Converted trailers help rural residents get medical marijuana.
A rodeo cowboy with a bum shoulder, a middle-aged woman who has trouble sleeping and a handful of snowboarders are all crowded around a shiny aluminum trailer on a sunny winter day. Some clutch X-rays, others look around nervously hoping a neighbor won’t spot them as they wait in line for a medical marijuana prescription.
State-sanctioned marijuana dispensaries now outnumber Starbucks in Colorado. But outside Denver and Boulder, few doctors are comfortable dealing with medical marijuana. Now, residents in rural Colorado towns like Salida can see a doctor who are willing to prescribe medical marijuana aboard two shiny aluminum vintage airstream trailers, which have been converted into mobile doctors’ offices.
The trailers criss-cross the state, providing exams for new patients and access to medical marijuana for those deemed eligible. It’s all part of the Medical Marijuana Assistance Program of America, the brainchild of Vincent Palazzotto, a 37-year-old entrepreneur.
A doctor must first examine would-be patients and, if the physician signs off, the state of Colorado will issue a card allowing these patients to buy marijuana from dispensaries around the state. An exam costs $100, but Palazzotto said he operates on a sliding scale for patients who can’t afford to pay the full price.
“Right now our doctors will see 10% of our patients for free and we can provide a 30 to 50% discount to disabled veterans as well as other folks in need in programs like Medicaid and Medicare,” said Palazzotto. David Faulk, a 52-year-old tree-cutter, is one of those waiting in line to see if he qualifies for a prescription. He says the ibuprofen he’s been using to treat his chronic pain just isn’t enough.
The mobile clinic has saved him a 300-mile round trip drive to Denver, the nearest place where he could find a doctor willing to write a recommendation for medical marijuana. Ten years ago, Colorado voters passed a constitutional amendment allowing for the medical use of marijuana, but it remains against federal law. Two years ago, the Obama administration signaled that it would no longer go after medical marijuana in states that have legalized it.
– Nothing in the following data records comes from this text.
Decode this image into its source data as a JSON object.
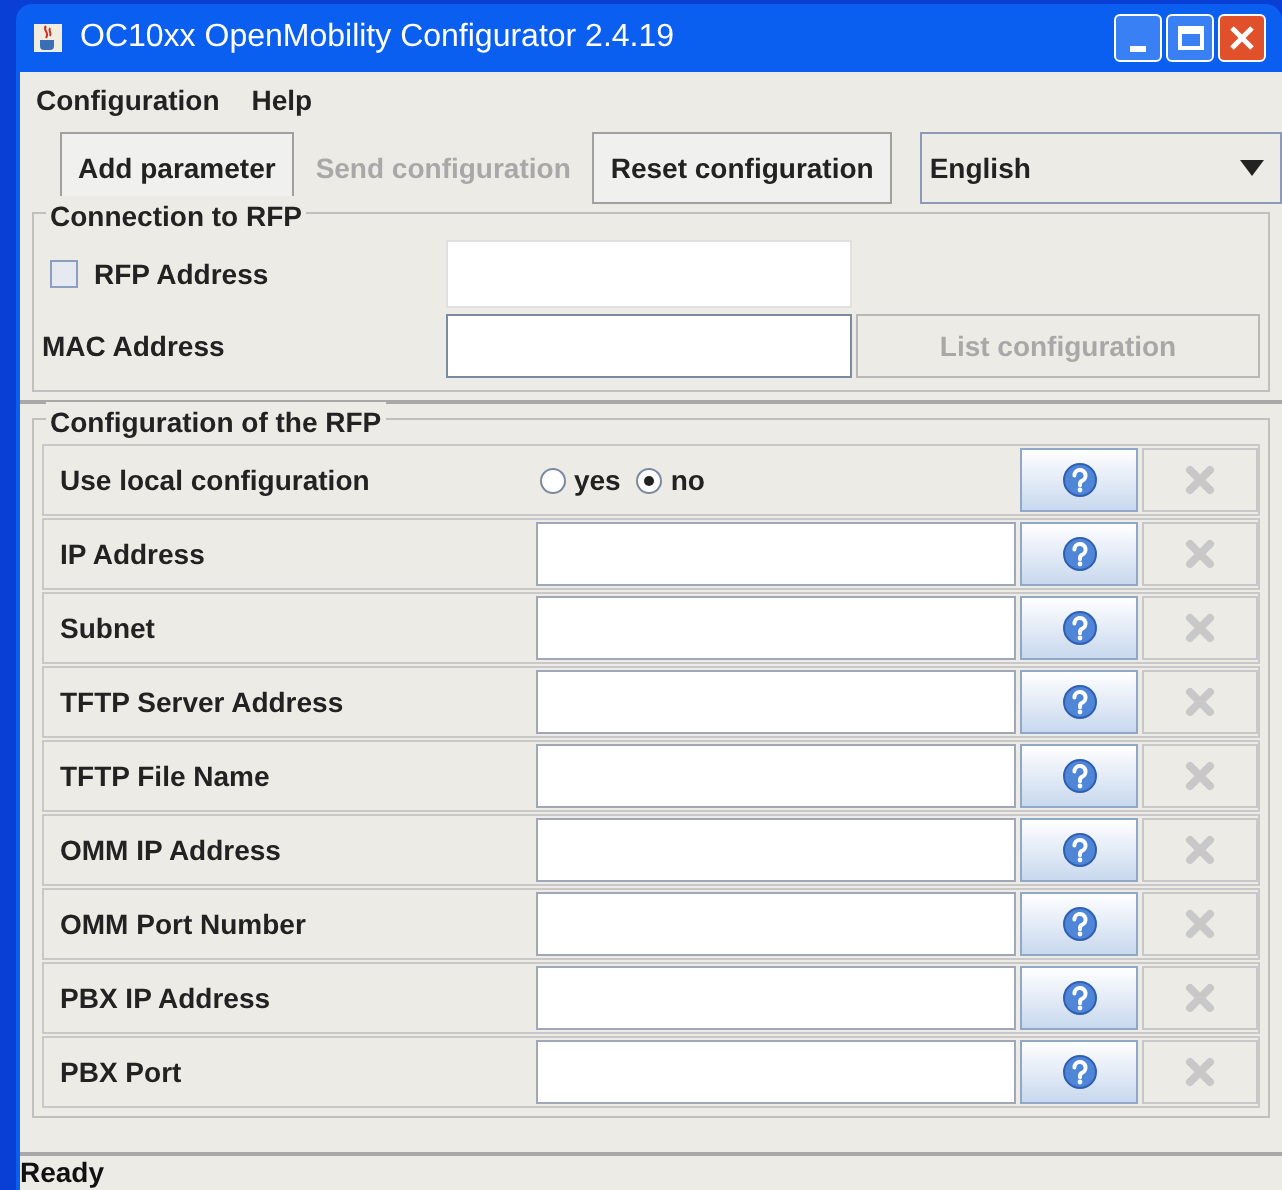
{
  "window": {
    "title": "OC10xx OpenMobility Configurator 2.4.19"
  },
  "menu": [
    "Configuration",
    "Help"
  ],
  "toolbar": [
    {
      "label": "Add parameter",
      "disabled": false
    },
    {
      "label": "Send configuration",
      "disabled": true
    },
    {
      "label": "Reset configuration",
      "disabled": false
    }
  ],
  "language": {
    "value": "English"
  },
  "connection": {
    "title": "Connection to RFP",
    "rfp_address": {
      "label": "RFP Address",
      "checked": false
    },
    "mac_address": {
      "label": "MAC Address"
    },
    "list_button": {
      "label": "List configuration",
      "disabled": true
    }
  },
  "configuration": {
    "title": "Configuration of the RFP",
    "rows": [
      {
        "kind": "radio",
        "label": "Use local configuration",
        "options": [
          {
            "label": "yes",
            "selected": false
          },
          {
            "label": "no",
            "selected": true
          }
        ]
      },
      {
        "kind": "text",
        "label": "IP Address"
      },
      {
        "kind": "text",
        "label": "Subnet"
      },
      {
        "kind": "text",
        "label": "TFTP Server Address"
      },
      {
        "kind": "text",
        "label": "TFTP File Name"
      },
      {
        "kind": "text",
        "label": "OMM IP Address"
      },
      {
        "kind": "text",
        "label": "OMM Port Number"
      },
      {
        "kind": "text",
        "label": "PBX IP Address"
      },
      {
        "kind": "text",
        "label": "PBX Port"
      }
    ]
  },
  "status_bar": "Ready"
}
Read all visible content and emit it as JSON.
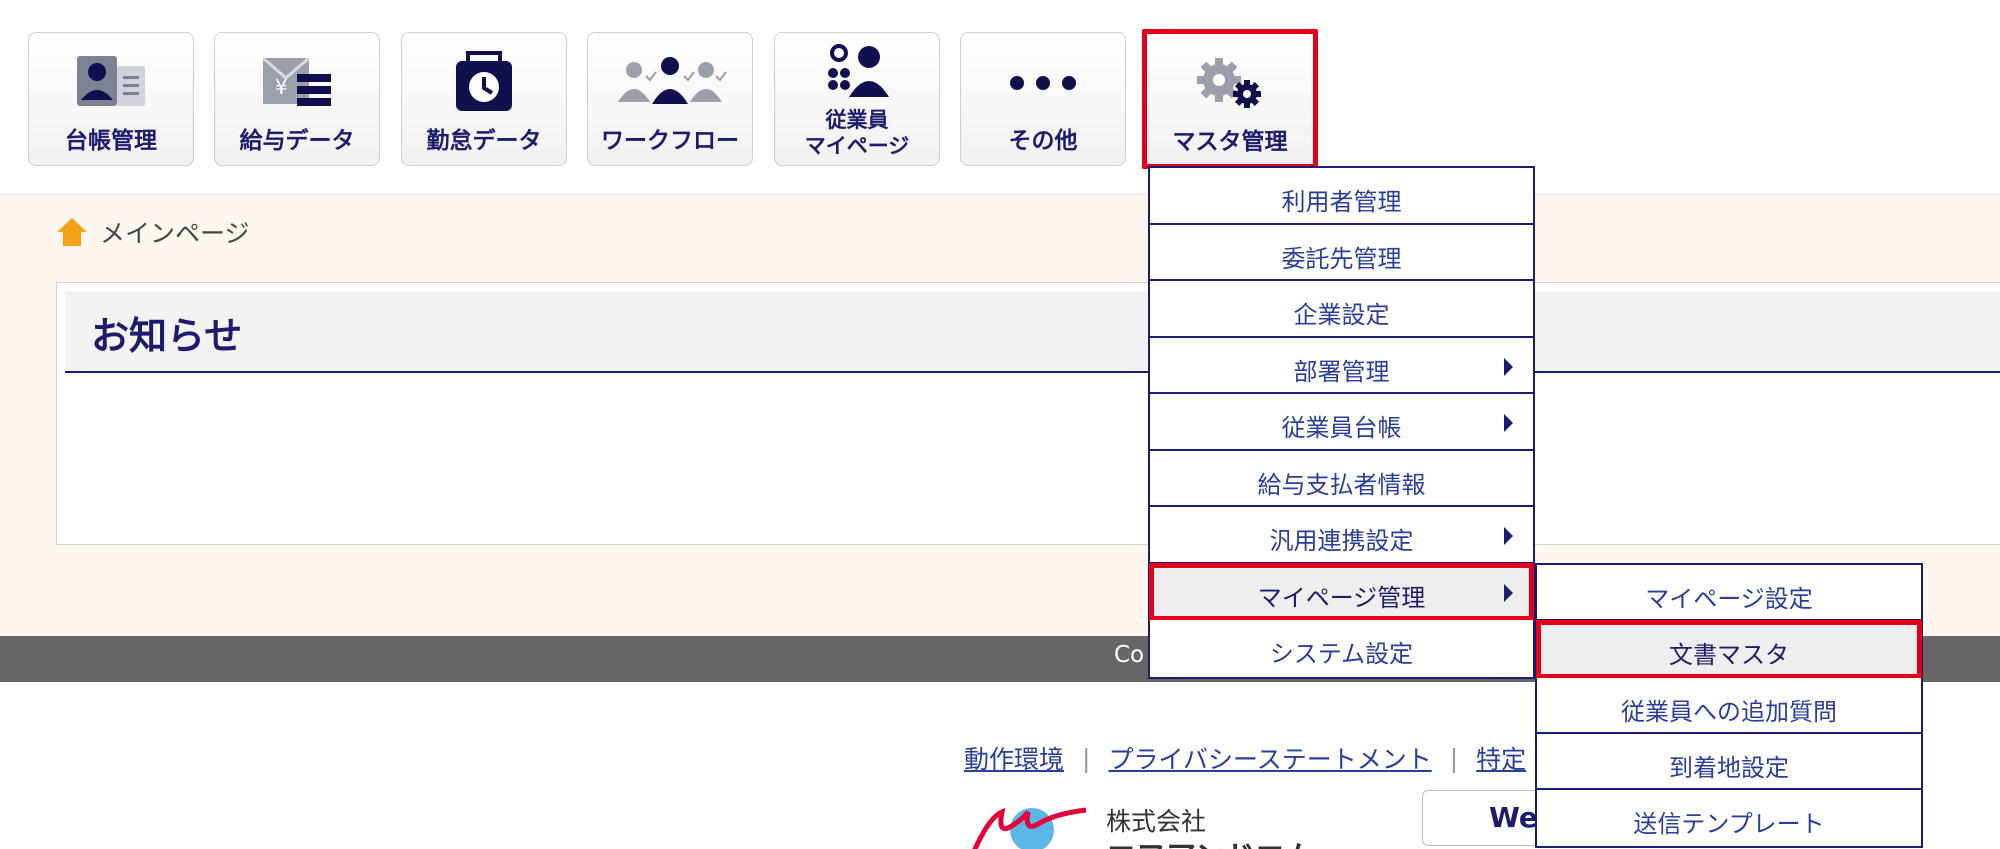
{
  "toolbar": {
    "buttons": [
      {
        "label": "台帳管理",
        "icon": "ledger-icon"
      },
      {
        "label": "給与データ",
        "icon": "payroll-icon"
      },
      {
        "label": "勤怠データ",
        "icon": "attendance-clock-icon"
      },
      {
        "label": "ワークフロー",
        "icon": "workflow-people-icon"
      },
      {
        "label_line1": "従業員",
        "label_line2": "マイページ",
        "icon": "employee-mypage-icon"
      },
      {
        "label": "その他",
        "icon": "more-dots-icon"
      },
      {
        "label": "マスタ管理",
        "icon": "gears-icon"
      }
    ]
  },
  "breadcrumb": {
    "home_icon": "home-icon",
    "current": "メインページ"
  },
  "notice": {
    "title": "お知らせ"
  },
  "menu": {
    "items": [
      {
        "label": "利用者管理"
      },
      {
        "label": "委託先管理"
      },
      {
        "label": "企業設定"
      },
      {
        "label": "部署管理"
      },
      {
        "label": "従業員台帳"
      },
      {
        "label": "給与支払者情報"
      },
      {
        "label": "汎用連携設定"
      },
      {
        "label": "マイページ管理"
      },
      {
        "label": "システム設定"
      }
    ],
    "submenu": [
      {
        "label": "マイページ設定"
      },
      {
        "label": "文書マスタ"
      },
      {
        "label": "従業員への追加質問"
      },
      {
        "label": "到着地設定"
      },
      {
        "label": "送信テンプレート"
      }
    ]
  },
  "footer": {
    "copyright_fragment": "Co",
    "links": [
      "動作環境",
      "プライバシーステートメント",
      "特定"
    ],
    "separator": "|",
    "company_line1": "株式会社",
    "company_line2": "エフアンドエム",
    "web_button_fragment": "We"
  },
  "colors": {
    "navy": "#1c1c6e",
    "highlight_red": "#e4001b",
    "footer_gray": "#666666",
    "content_bg": "#fdf7ef"
  }
}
Hahaha, I love this. Colorado’s economy must be thriving with all these indirect effects of medicalizing marijuana